Synopsis (via Goodreads): “A shrewd princess whose father is plotting against her. A brave soldier turned traitor. A loyal servant on a quest to avenge his family. A streetwise demon smoke hunter in desperate need of money. A charming thief with no clue about his true identity. Their lives would never intersect, until a war between kingdoms bubbles up, and the dangerous truth about demon smoke intertwines all their fates. Welcome to The Smoke Thieves, a tangled web of political intrigue, shifting alliances, and forbidden love, in a world where sometimes no amount of magic can keep you safe.”

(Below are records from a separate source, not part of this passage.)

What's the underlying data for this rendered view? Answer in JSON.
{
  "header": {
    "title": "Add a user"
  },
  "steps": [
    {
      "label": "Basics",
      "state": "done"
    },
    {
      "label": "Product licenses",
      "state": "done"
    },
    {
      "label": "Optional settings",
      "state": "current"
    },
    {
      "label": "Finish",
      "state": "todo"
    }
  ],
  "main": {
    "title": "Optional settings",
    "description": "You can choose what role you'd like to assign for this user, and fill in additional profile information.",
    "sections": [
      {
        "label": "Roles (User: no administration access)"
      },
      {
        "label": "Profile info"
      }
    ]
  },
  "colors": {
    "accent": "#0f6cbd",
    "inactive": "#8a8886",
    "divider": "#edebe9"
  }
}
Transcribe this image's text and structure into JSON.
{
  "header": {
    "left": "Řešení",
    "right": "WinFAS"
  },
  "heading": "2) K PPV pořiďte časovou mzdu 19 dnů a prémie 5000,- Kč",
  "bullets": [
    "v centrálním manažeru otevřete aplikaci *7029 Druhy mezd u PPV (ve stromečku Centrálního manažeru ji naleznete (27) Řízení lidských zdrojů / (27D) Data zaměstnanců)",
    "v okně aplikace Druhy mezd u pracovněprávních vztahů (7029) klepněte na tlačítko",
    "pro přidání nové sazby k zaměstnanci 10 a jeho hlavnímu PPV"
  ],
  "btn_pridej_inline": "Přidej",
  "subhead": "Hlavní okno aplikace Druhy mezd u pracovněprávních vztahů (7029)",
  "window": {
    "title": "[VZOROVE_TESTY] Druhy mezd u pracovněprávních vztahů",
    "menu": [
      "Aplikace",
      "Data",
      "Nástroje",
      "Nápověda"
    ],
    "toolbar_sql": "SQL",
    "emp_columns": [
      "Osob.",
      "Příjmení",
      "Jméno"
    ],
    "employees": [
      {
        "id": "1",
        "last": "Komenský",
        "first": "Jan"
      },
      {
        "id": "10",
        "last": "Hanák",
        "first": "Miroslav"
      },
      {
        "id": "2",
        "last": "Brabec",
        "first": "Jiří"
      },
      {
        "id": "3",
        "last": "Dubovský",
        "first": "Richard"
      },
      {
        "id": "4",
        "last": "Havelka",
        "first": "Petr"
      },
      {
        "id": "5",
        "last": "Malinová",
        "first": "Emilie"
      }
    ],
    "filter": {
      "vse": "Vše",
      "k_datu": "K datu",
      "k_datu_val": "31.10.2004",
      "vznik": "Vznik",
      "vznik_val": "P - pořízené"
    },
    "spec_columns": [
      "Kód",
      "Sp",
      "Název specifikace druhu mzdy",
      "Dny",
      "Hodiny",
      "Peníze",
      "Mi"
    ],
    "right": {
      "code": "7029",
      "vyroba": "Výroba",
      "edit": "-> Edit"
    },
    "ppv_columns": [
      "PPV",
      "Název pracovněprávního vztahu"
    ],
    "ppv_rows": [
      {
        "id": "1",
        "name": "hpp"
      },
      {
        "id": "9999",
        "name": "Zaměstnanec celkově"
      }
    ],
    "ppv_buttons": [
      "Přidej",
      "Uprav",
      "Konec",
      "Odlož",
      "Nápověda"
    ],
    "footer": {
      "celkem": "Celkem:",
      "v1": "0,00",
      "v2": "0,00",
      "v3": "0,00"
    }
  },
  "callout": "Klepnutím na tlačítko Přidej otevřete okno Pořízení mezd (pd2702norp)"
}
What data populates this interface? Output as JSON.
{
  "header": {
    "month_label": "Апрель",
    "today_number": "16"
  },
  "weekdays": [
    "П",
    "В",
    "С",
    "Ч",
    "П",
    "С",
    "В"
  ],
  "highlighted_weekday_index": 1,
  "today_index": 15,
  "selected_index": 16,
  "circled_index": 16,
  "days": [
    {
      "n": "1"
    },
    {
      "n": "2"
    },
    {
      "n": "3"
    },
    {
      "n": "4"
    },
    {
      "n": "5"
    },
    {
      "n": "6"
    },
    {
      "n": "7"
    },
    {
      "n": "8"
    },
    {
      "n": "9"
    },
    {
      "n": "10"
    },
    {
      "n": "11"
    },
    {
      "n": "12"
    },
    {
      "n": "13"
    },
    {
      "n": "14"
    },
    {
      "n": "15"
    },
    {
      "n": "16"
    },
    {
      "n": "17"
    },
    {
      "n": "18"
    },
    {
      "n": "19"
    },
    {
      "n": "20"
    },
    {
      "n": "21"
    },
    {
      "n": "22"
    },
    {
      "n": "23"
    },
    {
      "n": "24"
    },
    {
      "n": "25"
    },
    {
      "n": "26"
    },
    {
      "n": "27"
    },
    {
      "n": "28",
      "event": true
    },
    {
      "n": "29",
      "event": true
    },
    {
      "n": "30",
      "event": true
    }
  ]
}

*sigh* Well, this book took me a loooong time to get through. Mainly because I simply didn’t want to continue picking it up. But I have this weird thing where if I get an ARC, I have this ridiculous thought that I need to read it even if I don’t really care for it. It’s a weird mentality to have but alas, here I am.
I haven’t read Green’s previous trilogy, Half Bad, so I don’t know her nuances in writing style. A lot of this book felt…stilted. Like a lot of conversations were forced, and left me completely dissatisfied.
This book follows five characters: Princess Catherine; Sir Ambrose, the royal guard meant to protect her; Tash, a demon hunter; March, a servant seeking revenge for his lost countrymen; and Edyon, a thief with an obscure past. Normally, I don’t mind multiple POVs as long as it’s done well. Unfortunately, that wasn’t the case here. I felt as if I was plopped right in the middle of the scene without much build-up. Truthfully, I was only interested in Catherine, but only barely. I think I simply felt sympathy for her, and was glad to see her come to her own as the book progressed. It was a struggle for me to care about the other characters.
I also had a hard time finding the main conflict. Each character has their own external and internal one, but as an overarching plot, I kept asking myself, “How? Why?” It didn’t make sense, and even by the end of the book, I was just at a complete lose, simply glad it was over.
Yes, there was some intrigue and mystery, but I never felt completely drawn into the story or invested in the characters. So this book was a flop for me.